Grotty student properties where springs poke out of the mattress and the desk doubles as a dining table are on their way out, as landlords are taking note of increasing demand for high quality furnished properties.
According to the Landlord Syndicate, a network of companies providing a complete support centre for landlords, increasingly high expectations from students are making landlords pay more attention to the kind of property they offer.
Over the last year, one member of the Landlord Syndicate, Student-Furniture, has seen over 100% rise in demand for their student furniture packs. The firm’s managing director Ben Hall, believes it can be partly attributed to increasing student expectations.
‘Most students looking for a property in their first or second year have come from standard clean and tidy family then into halls of residence, which have been much improved over the last decade. It would seem nowadays, students are a lot less willing to downgrade into something which costs the same, but is sub-standard. Similarly, parents see the value in paying that bit extra to ensure a comfortable living/study environment,’ he said.

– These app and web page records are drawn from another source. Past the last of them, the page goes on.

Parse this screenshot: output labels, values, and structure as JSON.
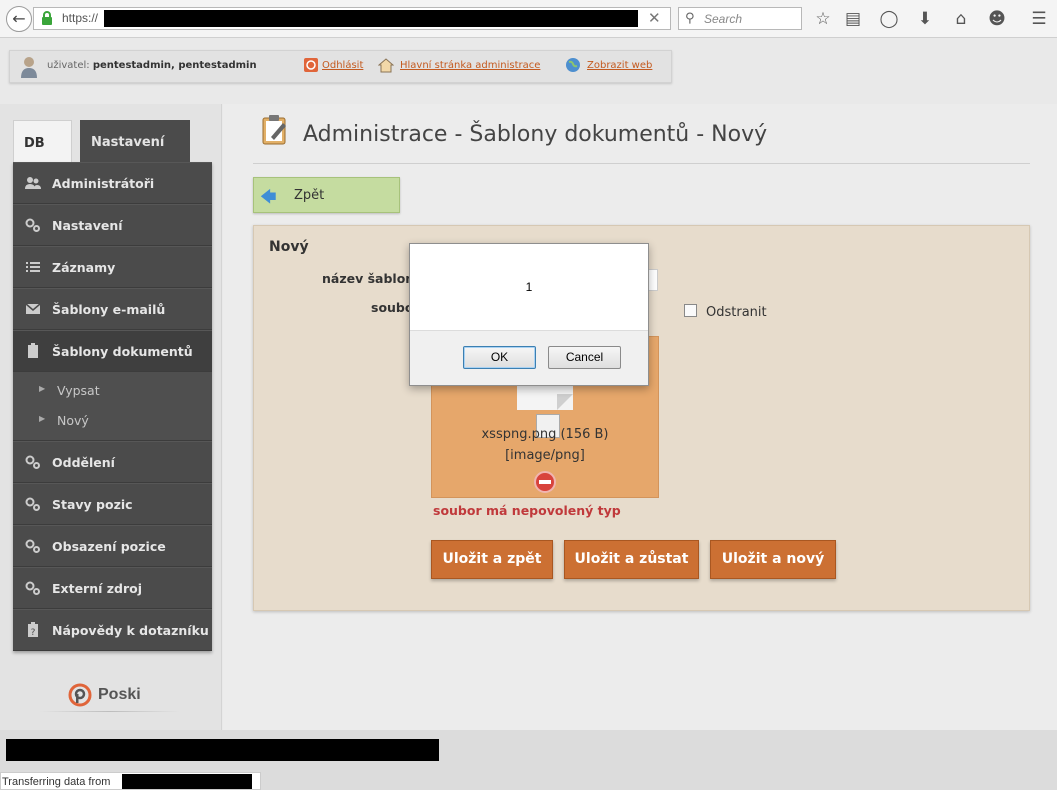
{
  "browser": {
    "url_prefix": "https://",
    "search_placeholder": "Search"
  },
  "userbar": {
    "user_label": "uživatel:",
    "user_name": "pentestadmin, pentestadmin",
    "logout": "Odhlásit",
    "admin_home": "Hlavní stránka administrace",
    "view_web": "Zobrazit web"
  },
  "tabs": [
    "DB",
    "Nastavení"
  ],
  "sidebar": {
    "items": [
      {
        "label": "Administrátoři",
        "icon": "users-icon"
      },
      {
        "label": "Nastavení",
        "icon": "gears-icon"
      },
      {
        "label": "Záznamy",
        "icon": "list-icon"
      },
      {
        "label": "Šablony e-mailů",
        "icon": "mail-icon"
      },
      {
        "label": "Šablony dokumentů",
        "icon": "clipboard-icon"
      }
    ],
    "sub_items": [
      "Vypsat",
      "Nový"
    ],
    "items_after": [
      {
        "label": "Oddělení",
        "icon": "gears-icon"
      },
      {
        "label": "Stavy pozic",
        "icon": "gears-icon"
      },
      {
        "label": "Obsazení pozice",
        "icon": "gears-icon"
      },
      {
        "label": "Externí zdroj",
        "icon": "gears-icon"
      },
      {
        "label": "Nápovědy k dotazníku",
        "icon": "help-clipboard-icon"
      }
    ],
    "logo": "Poski"
  },
  "main": {
    "title": "Administrace - Šablony dokumentů - Nový",
    "back": "Zpět",
    "panel_title": "Nový",
    "name_label": "název šablony",
    "file_label": "soubor",
    "remove_label": "Odstranit",
    "file_name": "xsspng.png",
    "file_size": "(156 B)",
    "file_type": "[image/png]",
    "error": "soubor má nepovolený typ",
    "buttons": [
      "Uložit a zpět",
      "Uložit a zůstat",
      "Uložit a nový"
    ]
  },
  "status": {
    "text": "Transferring data from"
  },
  "dialog": {
    "message": "1",
    "ok": "OK",
    "cancel": "Cancel"
  },
  "colors": {
    "accent": "#cc7033",
    "back_button": "#c5dca0",
    "sidebar": "#4b4b4b",
    "error": "#c0393b"
  }
}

The student rental market has become increasingly competitive meaning student landlords heading into the next busy academic year need to do more than ever to make their property stand out.
‘My advice to landlords is to make use of the next two months to ensure their property is up to scratch before students commence their search for next year’s house. Whilst benefitting from low interest rates, a portion of profit from rental income should be set aside to improve a property’s furnishings and décor which will equate to higher rents, minimal void periods and higher yields,’ explained Hall.

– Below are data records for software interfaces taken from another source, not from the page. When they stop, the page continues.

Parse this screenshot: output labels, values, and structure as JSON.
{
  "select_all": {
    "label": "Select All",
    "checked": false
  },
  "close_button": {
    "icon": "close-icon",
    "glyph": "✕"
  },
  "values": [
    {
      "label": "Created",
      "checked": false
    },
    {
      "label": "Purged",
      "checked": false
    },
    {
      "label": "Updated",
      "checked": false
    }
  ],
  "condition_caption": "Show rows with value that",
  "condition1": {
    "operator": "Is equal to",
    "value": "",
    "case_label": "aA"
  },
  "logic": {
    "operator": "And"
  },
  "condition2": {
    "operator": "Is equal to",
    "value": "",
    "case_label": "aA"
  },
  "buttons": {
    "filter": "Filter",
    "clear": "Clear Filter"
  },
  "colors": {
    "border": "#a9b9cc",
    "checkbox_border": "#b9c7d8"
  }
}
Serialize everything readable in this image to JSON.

There is a negative perception of the way students treat properties leaving many landlords struggling to justify the investment in nice furnishings, but Hall said this is a false economy. ‘In actual fact, the majority of students want a home that is clean, modern and trendy and our experience tells us landlords should invest because the better properties attract the better student tenants,’ he added.
The Landlord Syndicate general advice is that as a minimum landlords should look to provide the essentials which are a bed and mattress, wardrobe, set of drawers, bedside table and ideally a desk in each room. The living or communal area must have adequate seating for the number of tenants in the property, a coffee table, a TV stand and maybe even a couple of bookcases or a nest of tables.
‘Landlords need to look at ways to make their property that little bit more appealing than every other student property in the area, and token homely touches such as lamps, rugs, cushions, mirrors, perhaps even small electrical items which don’t have to cost the earth, will all help,’ Hall pointed out.
‘The more attractive you make your student accommodation furniture, the easier you will find it to let your house for a slightly higher than average amount and you will be surprised about how much extra interest, from the right candidates, those finishing touches can generate. A property that looks like it’s taken care of is much more likely to be treated in the same manner,’ he added.